In an interview with Japanese website AVWatch, PlayStation 4 Pro System Architect Mark Cerny mentioned that, ultimately, PlayStation 4 Pro support will require no more than 1% of additional work in man-hours compared to the entire development of a game.
Cerny also explained that an increase in performance did not require a massive increase in the console’s size. The PlayStation 4 Pro is, in fact, only 19% bigger than the CUH-1200 PlayStation 4 released last year.
His personal estimate is that rendering at native 4K across the board would require a minimum of 8 teraFLOPS of computing power – not something that can be achieved at a reasonable price this year. That said, users will be able to discern the difference between games on PlayStation 4 and the improved versions on PlayStation 4 Pro "at a glance."

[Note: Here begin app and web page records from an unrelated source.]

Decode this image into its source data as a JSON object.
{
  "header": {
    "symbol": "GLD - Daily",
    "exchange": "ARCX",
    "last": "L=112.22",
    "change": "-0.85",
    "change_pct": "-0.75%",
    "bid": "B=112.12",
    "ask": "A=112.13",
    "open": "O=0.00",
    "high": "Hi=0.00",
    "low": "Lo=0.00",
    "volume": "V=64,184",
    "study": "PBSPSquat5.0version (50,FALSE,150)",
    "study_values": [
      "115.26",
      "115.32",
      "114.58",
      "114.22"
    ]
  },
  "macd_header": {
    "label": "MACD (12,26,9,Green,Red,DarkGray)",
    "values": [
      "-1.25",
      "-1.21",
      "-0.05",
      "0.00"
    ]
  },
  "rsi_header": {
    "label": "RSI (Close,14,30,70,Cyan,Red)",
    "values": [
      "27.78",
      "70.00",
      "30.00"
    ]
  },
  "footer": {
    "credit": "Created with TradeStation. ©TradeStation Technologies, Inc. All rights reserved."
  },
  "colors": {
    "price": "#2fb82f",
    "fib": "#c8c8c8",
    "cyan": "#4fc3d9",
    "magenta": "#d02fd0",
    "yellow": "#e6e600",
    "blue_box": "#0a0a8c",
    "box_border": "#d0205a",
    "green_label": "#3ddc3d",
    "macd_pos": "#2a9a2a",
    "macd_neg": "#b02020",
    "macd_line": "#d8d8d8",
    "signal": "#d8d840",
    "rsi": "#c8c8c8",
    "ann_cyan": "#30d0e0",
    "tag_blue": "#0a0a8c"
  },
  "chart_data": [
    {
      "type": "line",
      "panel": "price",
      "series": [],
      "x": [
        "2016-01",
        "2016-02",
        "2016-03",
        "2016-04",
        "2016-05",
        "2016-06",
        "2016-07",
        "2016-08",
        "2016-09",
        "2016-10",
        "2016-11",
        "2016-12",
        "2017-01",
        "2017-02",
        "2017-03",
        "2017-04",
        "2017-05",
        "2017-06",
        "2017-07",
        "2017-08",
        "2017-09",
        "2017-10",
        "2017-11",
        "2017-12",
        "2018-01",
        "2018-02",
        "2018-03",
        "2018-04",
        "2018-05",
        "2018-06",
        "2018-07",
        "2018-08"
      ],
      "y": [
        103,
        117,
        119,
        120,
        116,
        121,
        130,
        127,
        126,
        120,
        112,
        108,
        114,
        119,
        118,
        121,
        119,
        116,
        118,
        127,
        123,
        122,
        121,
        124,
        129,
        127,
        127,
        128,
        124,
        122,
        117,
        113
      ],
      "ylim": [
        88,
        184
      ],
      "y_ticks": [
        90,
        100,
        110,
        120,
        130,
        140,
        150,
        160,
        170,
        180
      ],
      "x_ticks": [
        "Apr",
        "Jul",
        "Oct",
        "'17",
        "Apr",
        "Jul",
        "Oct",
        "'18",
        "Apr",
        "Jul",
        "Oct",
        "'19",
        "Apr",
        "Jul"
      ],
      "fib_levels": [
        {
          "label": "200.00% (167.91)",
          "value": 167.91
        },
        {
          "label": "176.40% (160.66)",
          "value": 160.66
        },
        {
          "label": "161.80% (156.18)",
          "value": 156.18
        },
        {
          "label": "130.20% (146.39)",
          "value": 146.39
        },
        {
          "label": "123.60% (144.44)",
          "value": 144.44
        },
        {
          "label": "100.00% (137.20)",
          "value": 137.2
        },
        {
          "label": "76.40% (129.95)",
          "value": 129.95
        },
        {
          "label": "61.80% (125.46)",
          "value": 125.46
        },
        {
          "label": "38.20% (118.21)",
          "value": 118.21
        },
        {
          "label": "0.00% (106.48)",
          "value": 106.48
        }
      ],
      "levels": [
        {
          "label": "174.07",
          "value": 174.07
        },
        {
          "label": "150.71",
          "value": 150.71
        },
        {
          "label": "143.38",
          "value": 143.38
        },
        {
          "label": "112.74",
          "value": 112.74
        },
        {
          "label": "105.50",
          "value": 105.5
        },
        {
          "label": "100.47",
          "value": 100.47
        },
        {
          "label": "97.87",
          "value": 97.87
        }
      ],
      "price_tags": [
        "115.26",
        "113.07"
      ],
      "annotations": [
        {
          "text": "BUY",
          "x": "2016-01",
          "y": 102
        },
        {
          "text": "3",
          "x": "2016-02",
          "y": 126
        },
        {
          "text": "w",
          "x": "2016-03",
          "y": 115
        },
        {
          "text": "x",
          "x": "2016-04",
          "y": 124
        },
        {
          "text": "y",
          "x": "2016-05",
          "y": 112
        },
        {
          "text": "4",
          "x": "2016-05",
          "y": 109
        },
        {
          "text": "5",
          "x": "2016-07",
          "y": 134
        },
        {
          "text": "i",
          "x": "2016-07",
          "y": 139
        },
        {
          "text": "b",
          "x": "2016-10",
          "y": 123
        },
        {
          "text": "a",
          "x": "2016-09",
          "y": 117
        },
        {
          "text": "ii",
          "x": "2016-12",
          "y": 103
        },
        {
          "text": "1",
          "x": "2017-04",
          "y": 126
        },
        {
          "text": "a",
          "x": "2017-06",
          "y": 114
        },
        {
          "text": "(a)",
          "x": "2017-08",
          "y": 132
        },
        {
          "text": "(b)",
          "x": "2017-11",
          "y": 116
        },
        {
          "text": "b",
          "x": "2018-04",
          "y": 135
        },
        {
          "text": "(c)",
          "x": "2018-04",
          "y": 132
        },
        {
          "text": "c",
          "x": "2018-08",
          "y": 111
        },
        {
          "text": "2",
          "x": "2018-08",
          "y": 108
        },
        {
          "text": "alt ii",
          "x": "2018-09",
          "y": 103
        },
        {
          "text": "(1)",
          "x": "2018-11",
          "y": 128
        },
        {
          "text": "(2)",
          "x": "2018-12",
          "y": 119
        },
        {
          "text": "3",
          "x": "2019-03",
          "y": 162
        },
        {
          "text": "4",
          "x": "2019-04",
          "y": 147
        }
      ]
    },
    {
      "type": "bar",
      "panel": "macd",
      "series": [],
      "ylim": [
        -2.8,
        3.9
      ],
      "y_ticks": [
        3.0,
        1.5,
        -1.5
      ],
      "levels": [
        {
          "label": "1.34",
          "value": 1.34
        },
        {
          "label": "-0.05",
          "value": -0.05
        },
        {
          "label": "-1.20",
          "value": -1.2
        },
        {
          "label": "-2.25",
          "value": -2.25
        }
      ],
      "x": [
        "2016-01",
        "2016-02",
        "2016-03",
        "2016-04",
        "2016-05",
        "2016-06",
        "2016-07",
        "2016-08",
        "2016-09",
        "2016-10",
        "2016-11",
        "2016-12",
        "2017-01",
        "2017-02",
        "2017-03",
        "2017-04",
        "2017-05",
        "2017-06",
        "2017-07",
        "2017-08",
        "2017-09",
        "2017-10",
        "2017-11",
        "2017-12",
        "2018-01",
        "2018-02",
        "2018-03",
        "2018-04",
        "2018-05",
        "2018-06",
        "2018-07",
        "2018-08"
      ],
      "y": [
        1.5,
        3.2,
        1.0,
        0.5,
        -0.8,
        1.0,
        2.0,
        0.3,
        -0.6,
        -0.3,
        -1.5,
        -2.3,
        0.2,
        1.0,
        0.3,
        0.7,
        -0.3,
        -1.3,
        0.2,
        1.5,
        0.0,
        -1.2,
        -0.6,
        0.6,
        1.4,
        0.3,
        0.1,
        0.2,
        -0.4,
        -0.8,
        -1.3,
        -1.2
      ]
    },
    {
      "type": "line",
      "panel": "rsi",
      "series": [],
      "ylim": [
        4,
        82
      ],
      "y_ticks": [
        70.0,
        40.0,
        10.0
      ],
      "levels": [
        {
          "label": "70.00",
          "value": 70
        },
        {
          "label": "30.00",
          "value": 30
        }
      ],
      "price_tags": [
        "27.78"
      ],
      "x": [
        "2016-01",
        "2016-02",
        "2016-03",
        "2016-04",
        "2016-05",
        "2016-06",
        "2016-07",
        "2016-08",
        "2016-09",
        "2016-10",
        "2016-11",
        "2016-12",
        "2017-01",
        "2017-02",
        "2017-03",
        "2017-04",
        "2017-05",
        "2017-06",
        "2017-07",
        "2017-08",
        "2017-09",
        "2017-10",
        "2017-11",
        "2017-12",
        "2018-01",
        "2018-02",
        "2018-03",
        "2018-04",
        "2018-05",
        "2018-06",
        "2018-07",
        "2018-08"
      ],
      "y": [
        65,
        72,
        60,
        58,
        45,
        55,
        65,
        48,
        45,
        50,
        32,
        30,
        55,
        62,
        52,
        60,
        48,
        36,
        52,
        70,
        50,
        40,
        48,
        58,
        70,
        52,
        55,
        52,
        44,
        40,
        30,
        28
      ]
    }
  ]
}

The PlayStation 4 Pro is slated for release in North America on November 10.